If Modi plucks the low-hanging diplomatic fruit with India's partners, his efforts to detox the domestic environment will get a big boost.
Returning to inclusive politics, regaining the focus on economic development, and, above all, restoring domestic harmony are all critical to arresting the erosion of Modi’s political capital at home.
Is India getting back on track?
Narendra Modi’s greatest momentum has been in foreign policy. But the external opportunities he has successfully created for India could be undermined by potential domestic failures.
As he travels across the Indian Ocean this week, Prime Minister Narendra Modi’s biggest challenge is not countering China. His real problem is in Delhi, afflicted by a condition called continentalism, which has proved rather difficult to overcome.
If the Modi government can change the external dimension to Jammu and Kashmir for the better, it could create a conducive environment for the ambitious internal agenda for development articulated by the BJP and PDP.

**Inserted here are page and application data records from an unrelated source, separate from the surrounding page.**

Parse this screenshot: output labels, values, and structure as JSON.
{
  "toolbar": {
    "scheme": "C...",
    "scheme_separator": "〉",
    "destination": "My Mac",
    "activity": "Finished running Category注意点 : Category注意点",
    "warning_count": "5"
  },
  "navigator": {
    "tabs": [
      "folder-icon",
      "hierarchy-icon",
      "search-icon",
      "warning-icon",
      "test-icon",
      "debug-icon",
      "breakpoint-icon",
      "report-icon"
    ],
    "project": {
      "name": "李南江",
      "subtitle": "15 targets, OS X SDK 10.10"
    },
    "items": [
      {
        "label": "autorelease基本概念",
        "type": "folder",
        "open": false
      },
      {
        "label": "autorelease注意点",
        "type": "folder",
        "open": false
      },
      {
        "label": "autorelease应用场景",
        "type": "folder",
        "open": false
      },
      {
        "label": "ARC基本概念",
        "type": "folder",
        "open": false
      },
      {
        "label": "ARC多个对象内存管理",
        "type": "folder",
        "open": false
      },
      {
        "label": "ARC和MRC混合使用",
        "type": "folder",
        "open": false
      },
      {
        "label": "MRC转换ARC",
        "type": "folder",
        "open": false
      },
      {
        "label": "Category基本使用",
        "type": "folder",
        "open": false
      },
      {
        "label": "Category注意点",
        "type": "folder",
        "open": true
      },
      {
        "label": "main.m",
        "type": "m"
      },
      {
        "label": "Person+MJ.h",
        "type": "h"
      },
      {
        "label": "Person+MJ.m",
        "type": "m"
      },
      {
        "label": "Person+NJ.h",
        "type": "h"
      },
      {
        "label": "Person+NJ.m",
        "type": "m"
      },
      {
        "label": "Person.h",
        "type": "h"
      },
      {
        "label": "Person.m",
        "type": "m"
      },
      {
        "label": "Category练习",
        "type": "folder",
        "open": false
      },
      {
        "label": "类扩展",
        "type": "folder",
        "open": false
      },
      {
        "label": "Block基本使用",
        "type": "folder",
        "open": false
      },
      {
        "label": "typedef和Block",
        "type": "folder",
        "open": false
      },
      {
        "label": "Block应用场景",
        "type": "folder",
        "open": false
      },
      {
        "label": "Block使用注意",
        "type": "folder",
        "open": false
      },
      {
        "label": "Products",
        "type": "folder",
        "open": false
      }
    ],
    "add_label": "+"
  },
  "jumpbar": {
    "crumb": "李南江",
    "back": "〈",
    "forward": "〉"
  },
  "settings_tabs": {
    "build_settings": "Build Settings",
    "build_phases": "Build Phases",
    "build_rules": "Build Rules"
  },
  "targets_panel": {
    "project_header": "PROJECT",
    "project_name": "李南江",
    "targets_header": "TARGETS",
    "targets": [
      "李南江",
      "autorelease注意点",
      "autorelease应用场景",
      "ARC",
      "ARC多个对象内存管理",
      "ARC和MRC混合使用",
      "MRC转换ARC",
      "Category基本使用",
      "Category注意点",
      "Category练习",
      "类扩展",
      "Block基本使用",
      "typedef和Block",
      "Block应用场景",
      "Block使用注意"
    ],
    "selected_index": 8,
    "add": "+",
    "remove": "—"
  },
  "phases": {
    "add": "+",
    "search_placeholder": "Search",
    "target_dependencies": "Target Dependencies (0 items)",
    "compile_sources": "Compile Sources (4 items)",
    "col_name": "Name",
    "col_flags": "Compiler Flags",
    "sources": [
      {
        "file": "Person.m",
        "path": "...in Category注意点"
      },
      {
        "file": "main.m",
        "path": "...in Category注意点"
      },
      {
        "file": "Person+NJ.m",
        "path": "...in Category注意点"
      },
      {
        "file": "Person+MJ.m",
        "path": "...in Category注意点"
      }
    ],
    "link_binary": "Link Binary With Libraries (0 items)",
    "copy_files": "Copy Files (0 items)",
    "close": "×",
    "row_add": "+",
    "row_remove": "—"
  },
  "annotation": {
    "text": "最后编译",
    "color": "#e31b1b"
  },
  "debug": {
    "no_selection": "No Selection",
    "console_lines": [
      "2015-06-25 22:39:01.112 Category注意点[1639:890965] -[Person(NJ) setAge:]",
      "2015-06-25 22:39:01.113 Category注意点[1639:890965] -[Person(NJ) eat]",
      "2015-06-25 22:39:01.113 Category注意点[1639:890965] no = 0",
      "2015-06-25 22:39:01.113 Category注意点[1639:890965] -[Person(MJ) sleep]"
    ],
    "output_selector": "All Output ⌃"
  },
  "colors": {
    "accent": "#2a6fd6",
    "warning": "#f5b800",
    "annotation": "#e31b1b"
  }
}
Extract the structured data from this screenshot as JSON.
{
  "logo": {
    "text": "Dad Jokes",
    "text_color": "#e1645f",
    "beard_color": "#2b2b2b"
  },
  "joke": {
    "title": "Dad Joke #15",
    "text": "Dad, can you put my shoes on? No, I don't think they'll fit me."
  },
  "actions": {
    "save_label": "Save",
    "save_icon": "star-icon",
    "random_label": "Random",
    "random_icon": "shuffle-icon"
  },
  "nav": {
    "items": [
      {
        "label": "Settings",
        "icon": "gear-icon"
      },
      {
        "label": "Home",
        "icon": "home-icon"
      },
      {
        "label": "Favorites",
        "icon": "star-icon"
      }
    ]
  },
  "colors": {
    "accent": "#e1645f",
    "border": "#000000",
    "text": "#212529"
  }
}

As the Indian government presents the rail budget, it is worth reflecting on the growing gap between the Indian railway system and that of its Asian peer, China.
Prime Minister Narendra Modi is changing the nature of India’s world view, recasting its self-image, and altering the character of its diplomacy.
Despite Modi’s claim to Vajpayee’s strategic legacy, the latter’s understanding of the subcontinent’s past and his vision for the region’s future appear to have little resonance within the BJP and RSS.
It is easy to forget that domestic stability holds the key to a successful foreign policy.